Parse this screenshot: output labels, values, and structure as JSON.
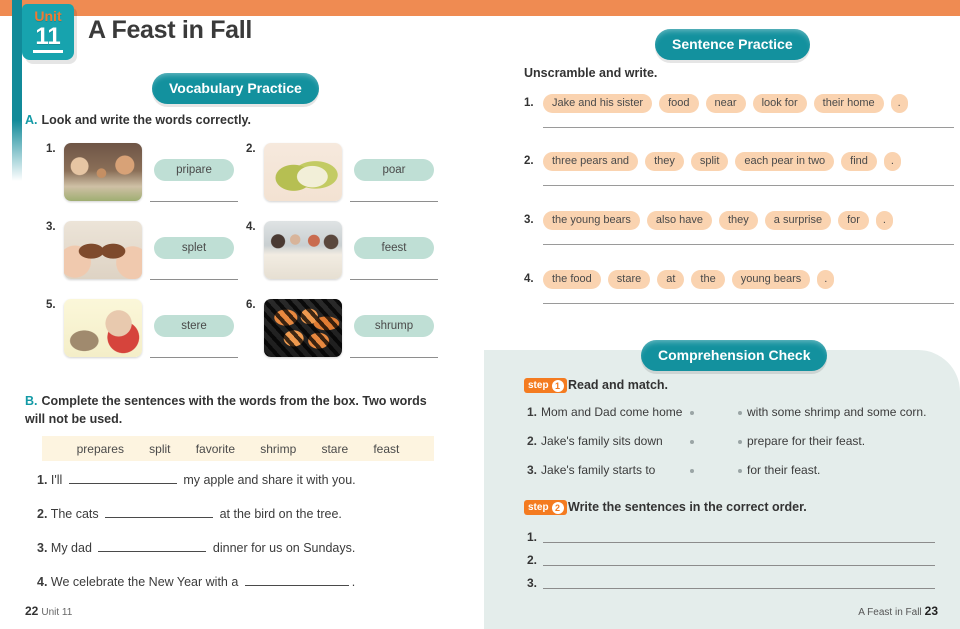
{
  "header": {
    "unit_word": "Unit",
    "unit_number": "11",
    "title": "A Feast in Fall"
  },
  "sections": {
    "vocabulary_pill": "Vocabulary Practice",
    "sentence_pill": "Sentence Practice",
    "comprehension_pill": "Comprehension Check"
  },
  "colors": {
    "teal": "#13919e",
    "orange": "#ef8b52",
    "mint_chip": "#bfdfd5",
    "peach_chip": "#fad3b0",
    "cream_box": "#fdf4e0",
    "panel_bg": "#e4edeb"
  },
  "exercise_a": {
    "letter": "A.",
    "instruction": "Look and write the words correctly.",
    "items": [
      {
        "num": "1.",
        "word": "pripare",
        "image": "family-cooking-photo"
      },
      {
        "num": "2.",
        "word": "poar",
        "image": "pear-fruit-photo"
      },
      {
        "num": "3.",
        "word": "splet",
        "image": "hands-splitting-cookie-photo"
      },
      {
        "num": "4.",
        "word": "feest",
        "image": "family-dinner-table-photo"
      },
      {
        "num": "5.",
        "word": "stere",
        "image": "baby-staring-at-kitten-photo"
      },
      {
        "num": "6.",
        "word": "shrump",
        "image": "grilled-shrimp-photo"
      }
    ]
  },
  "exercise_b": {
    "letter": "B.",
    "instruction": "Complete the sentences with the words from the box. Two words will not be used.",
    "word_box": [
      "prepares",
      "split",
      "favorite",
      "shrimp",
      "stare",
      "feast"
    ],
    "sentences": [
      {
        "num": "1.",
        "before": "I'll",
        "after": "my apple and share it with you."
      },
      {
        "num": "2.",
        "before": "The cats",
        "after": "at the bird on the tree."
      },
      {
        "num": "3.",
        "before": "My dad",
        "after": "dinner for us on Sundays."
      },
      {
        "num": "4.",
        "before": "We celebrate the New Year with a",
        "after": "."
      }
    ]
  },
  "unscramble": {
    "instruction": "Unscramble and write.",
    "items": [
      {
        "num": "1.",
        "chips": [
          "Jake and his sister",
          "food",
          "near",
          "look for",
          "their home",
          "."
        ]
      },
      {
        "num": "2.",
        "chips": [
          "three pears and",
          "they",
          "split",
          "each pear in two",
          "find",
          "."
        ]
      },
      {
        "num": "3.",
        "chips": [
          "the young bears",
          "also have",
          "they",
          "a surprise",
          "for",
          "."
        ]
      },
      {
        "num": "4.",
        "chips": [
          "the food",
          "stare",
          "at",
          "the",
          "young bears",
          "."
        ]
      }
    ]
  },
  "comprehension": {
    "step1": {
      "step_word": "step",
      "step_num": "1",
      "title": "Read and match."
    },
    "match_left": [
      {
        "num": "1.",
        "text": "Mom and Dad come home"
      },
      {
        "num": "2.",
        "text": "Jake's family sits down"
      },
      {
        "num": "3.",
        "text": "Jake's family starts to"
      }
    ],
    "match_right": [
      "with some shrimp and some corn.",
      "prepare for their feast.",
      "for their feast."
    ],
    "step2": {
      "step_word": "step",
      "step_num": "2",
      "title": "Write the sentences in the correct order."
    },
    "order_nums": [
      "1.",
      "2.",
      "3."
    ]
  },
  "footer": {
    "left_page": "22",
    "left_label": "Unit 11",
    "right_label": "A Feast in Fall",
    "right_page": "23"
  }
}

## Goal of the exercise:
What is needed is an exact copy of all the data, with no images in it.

## Answer box:
Parse this screenshot: output labels, values, and structure as JSON.
{
  "header": {
    "unit_word": "Unit",
    "unit_number": "11",
    "title": "A Feast in Fall"
  },
  "sections": {
    "vocabulary_pill": "Vocabulary Practice",
    "sentence_pill": "Sentence Practice",
    "comprehension_pill": "Comprehension Check"
  },
  "colors": {
    "teal": "#13919e",
    "orange": "#ef8b52",
    "mint_chip": "#bfdfd5",
    "peach_chip": "#fad3b0",
    "cream_box": "#fdf4e0",
    "panel_bg": "#e4edeb"
  },
  "exercise_a": {
    "letter": "A.",
    "instruction": "Look and write the words correctly.",
    "items": [
      {
        "num": "1.",
        "word": "pripare",
        "image": "family-cooking-photo"
      },
      {
        "num": "2.",
        "word": "poar",
        "image": "pear-fruit-photo"
      },
      {
        "num": "3.",
        "word": "splet",
        "image": "hands-splitting-cookie-photo"
      },
      {
        "num": "4.",
        "word": "feest",
        "image": "family-dinner-table-photo"
      },
      {
        "num": "5.",
        "word": "stere",
        "image": "baby-staring-at-kitten-photo"
      },
      {
        "num": "6.",
        "word": "shrump",
        "image": "grilled-shrimp-photo"
      }
    ]
  },
  "exercise_b": {
    "letter": "B.",
    "instruction": "Complete the sentences with the words from the box. Two words will not be used.",
    "word_box": [
      "prepares",
      "split",
      "favorite",
      "shrimp",
      "stare",
      "feast"
    ],
    "sentences": [
      {
        "num": "1.",
        "before": "I'll",
        "after": "my apple and share it with you."
      },
      {
        "num": "2.",
        "before": "The cats",
        "after": "at the bird on the tree."
      },
      {
        "num": "3.",
        "before": "My dad",
        "after": "dinner for us on Sundays."
      },
      {
        "num": "4.",
        "before": "We celebrate the New Year with a",
        "after": "."
      }
    ]
  },
  "unscramble": {
    "instruction": "Unscramble and write.",
    "items": [
      {
        "num": "1.",
        "chips": [
          "Jake and his sister",
          "food",
          "near",
          "look for",
          "their home",
          "."
        ]
      },
      {
        "num": "2.",
        "chips": [
          "three pears and",
          "they",
          "split",
          "each pear in two",
          "find",
          "."
        ]
      },
      {
        "num": "3.",
        "chips": [
          "the young bears",
          "also have",
          "they",
          "a surprise",
          "for",
          "."
        ]
      },
      {
        "num": "4.",
        "chips": [
          "the food",
          "stare",
          "at",
          "the",
          "young bears",
          "."
        ]
      }
    ]
  },
  "comprehension": {
    "step1": {
      "step_word": "step",
      "step_num": "1",
      "title": "Read and match."
    },
    "match_left": [
      {
        "num": "1.",
        "text": "Mom and Dad come home"
      },
      {
        "num": "2.",
        "text": "Jake's family sits down"
      },
      {
        "num": "3.",
        "text": "Jake's family starts to"
      }
    ],
    "match_right": [
      "with some shrimp and some corn.",
      "prepare for their feast.",
      "for their feast."
    ],
    "step2": {
      "step_word": "step",
      "step_num": "2",
      "title": "Write the sentences in the correct order."
    },
    "order_nums": [
      "1.",
      "2.",
      "3."
    ]
  },
  "footer": {
    "left_page": "22",
    "left_label": "Unit 11",
    "right_label": "A Feast in Fall",
    "right_page": "23"
  }
}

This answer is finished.